An Artistically Productive Period

From the 1920s through the late 1930s, Brooks continued painting portraits of the women in her circle, including Natalie and Lily,  Radclyffe Hall’s lover Una Troubridge, decorator Elsie de Wolfe, pianist Renata Borgatti, and the painter Gluck. While recuperating from an accident, she also began writing and illustrating her memoir, No Pleasant Memories.

War & Fascism

World War II broke out when Brooks was in her 60s, and she rushed home to Paris from New York, where she had taken a studio and was attending to family business. The war unleashed all Romaine’s old fears and insecurities. She and Barney fled to Florence, where they would remain for the duration of the war. Romaine’s relationship to Italian fascism was complex and ambiguous, and her d’Annunzio influenced aesthetics are foreshadowed in her second portrait of him [Il Commandante Gabriel d’Annnzio (1916)], which depicts him as a national hero.  Most art historians and critics shy away from this aspect of her art.

Many Endings

After the war ended, Brooks spent her time trying to rediscover her painter self, becoming more and more reclusive. Lily de Gramont died in in 1954, marking the end of the stable household that sustained both Brooks and Barney. In 1961 at the age of 87, Brooks painted one last great portrait of Duke Uberto Strozzi and then stopped painting. She and Natalie continued visiting one another even after Brooks bought an apartment in Nice. When Natalie, at the age of 79, took a new lover, Brooks did her best to adjust but could not. She became increasingly reclusive and isolated.

A Legacy Shrouded in Mystery

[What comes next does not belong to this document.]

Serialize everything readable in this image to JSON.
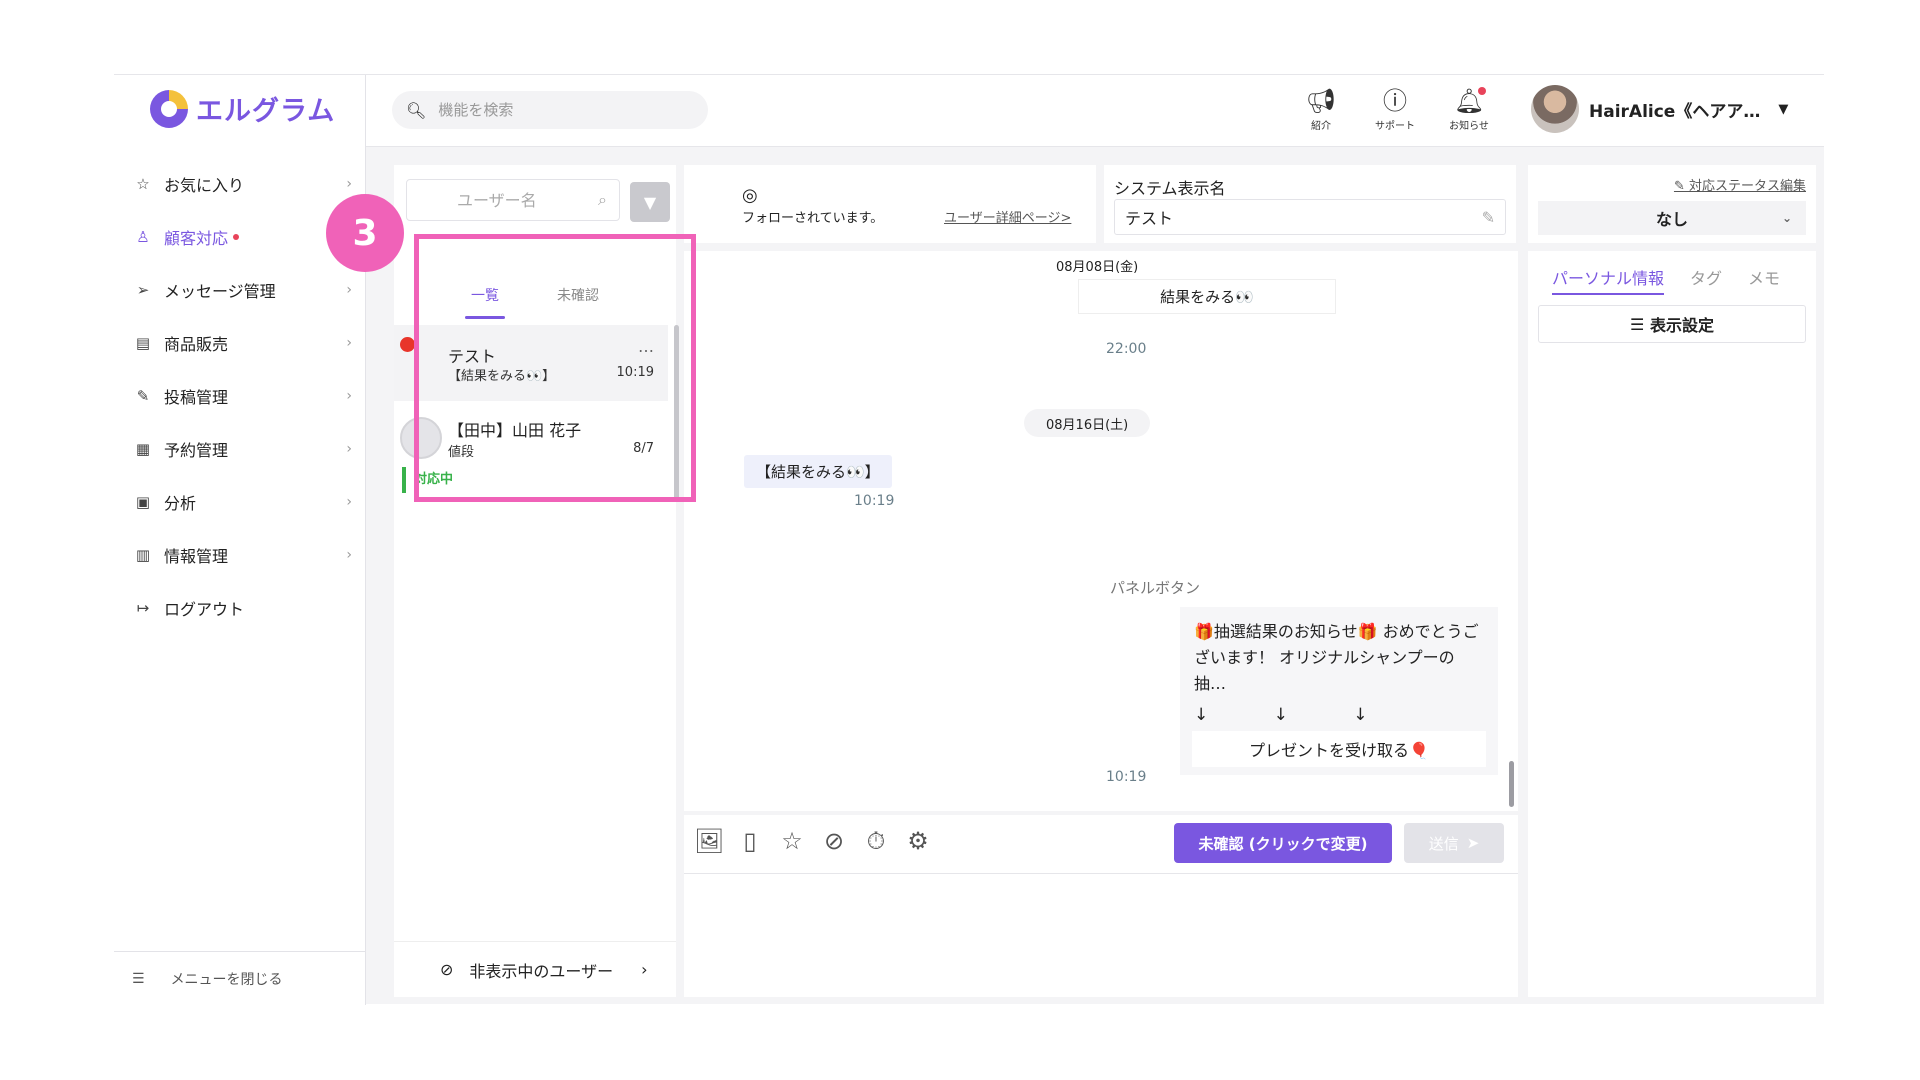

Brooks’s subsequent erasure from the history of art may be attributed to the fact that she was politically naive, a woman, a snobbish bigot, and an unrepentant lesbian. From the late 1950s to around 1967, when she formed a friendship with the painter, Edouard MacAvoy, Brooks lived a fairly circumscribed life and was no longer painting. In 1968, MacAvoy devoted a single issue of the Surrealist influenced Bizarre magazine to her work. Its publication was followed by a 1970 retrospective at the Smithsonian’s then National Museum of American Art that resulted in critical acclaim and a reconsideration of her work by biographers, art historians, and those interested in Women’s and Gay and Lesbian Studies. Subsequently, Brooks donated her papers, memoirs, and several important paintings to the museum. Much like Mexican artist Frida Kahlo, Brooks has retained the status of a cult figure ever since.